Zanini welcomes innovative approaches like these but agrees with O’Sullivan that a combination of solutions will likely be needed to reduce the rates of needlestick injuries. He’d like to see safer medical equipment being developed and believes advocating for PPE will remain as vital as it has been through the the coronavirus crisis.

“If anything can be gained from this pandemic, it’s that nurses are learning how to protect themselves,” he says. “And patients are now more confident when they see nurses protected.”

Three million

HCWs experience percutaneous exposures to bloodborne pathogens each year, out of the 35 million worldwide.
Nursing Op


Students in Germany and the US reported NSIs by the end of their studies.
American Journal of Infection Control and British Journal of Nursing


Notified injuries among HCWs, including staff in training and student nurses, are caused by occupational exposure to biological risks, of which two-thirds are the result of needlestick injuries and one-third of sharps injuries.
Italian Study on HIV Occupational Risk (SIROH)

The Student Nurse Needlestick Injury Prediction scale

Zanini’s most recent work on needlestick and sharps injuries was a study in Nursing Open that aimed to develop and validate a new instrument for investigating the predictive factors for such injuries in nursing students during clinical placements.
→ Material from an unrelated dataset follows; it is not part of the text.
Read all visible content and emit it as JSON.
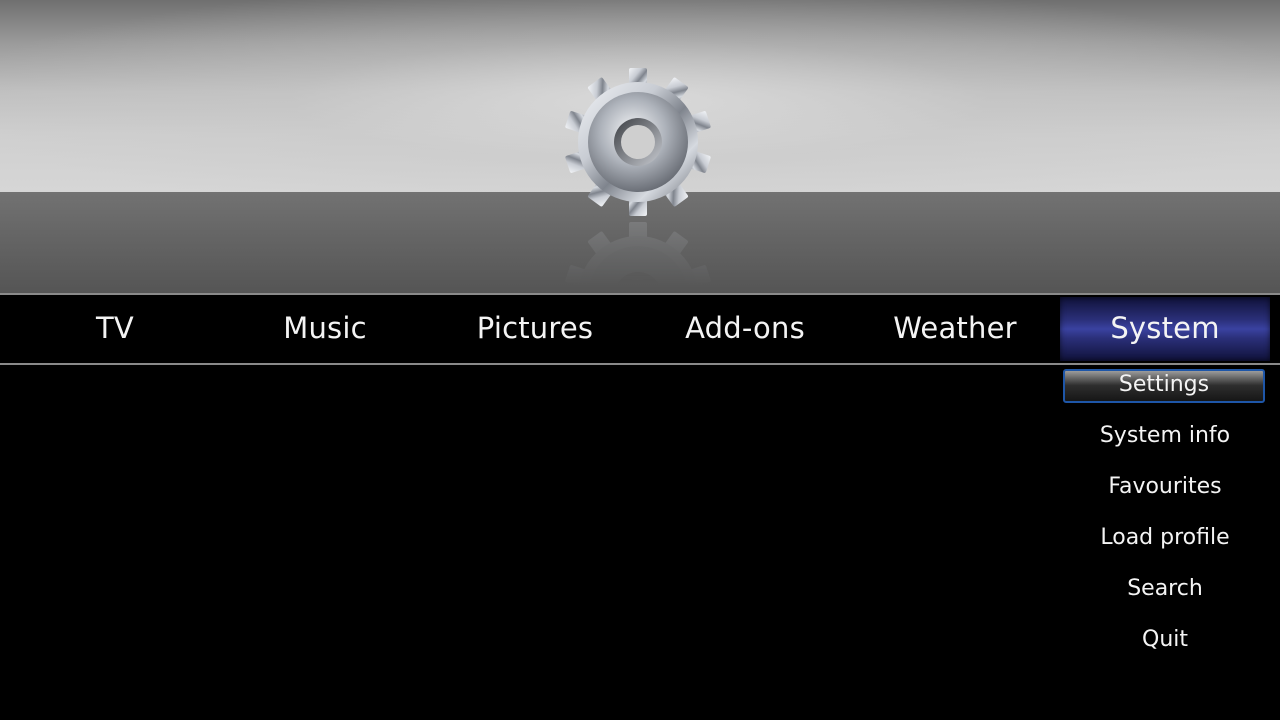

The Student Nurse Needlestick Injury Prediction (SNNIP) scale, as the tool is called, evaluates:

A. perceived susceptibility to blood infections and sharps injuries
B. perceived severity of infections
C. perceived benefits of an action
D. perceived barriers to action
E. a prompt for action
F. perceived self-efficacy in carrying out the required action.

More than one-third of the second and third-year students that responded to the survey (39%) reported that they had been injured at least once with a sharp or a needlestick, and nearly half of those (48.9%) experienced more than one injury. Predictably, most injuries occurred during the second year (67.3%), primarily in general medicine (48.6%) and general surgery (42.1%) wards. A huge majority took place during “drug administration” (68%), followed by those sustained while “handling sharps and needlesticks” (18.4%). The devices that mainly caused injury were vials (68.5%) and infusion syringes (15.8%). Of the 147 injuries reported by the students, 8.8% occurred with a contaminated device: 15.4% of these participants did not access the emergency department because it was “not deemed necessary” (55.6%) or because “I considered the risk was low or none” (44.4%).

The authors concluded that the SNNIP scale could be used to better understand the extent of the issue of needlestick and sharps injuries among student nurses, and aid in the implementation of specific courses to improve their, and other healthcare students’, health and safety. The study was the first step in a project to scale up the use of the SNNIP scale across Italy.
Source: Nursing Open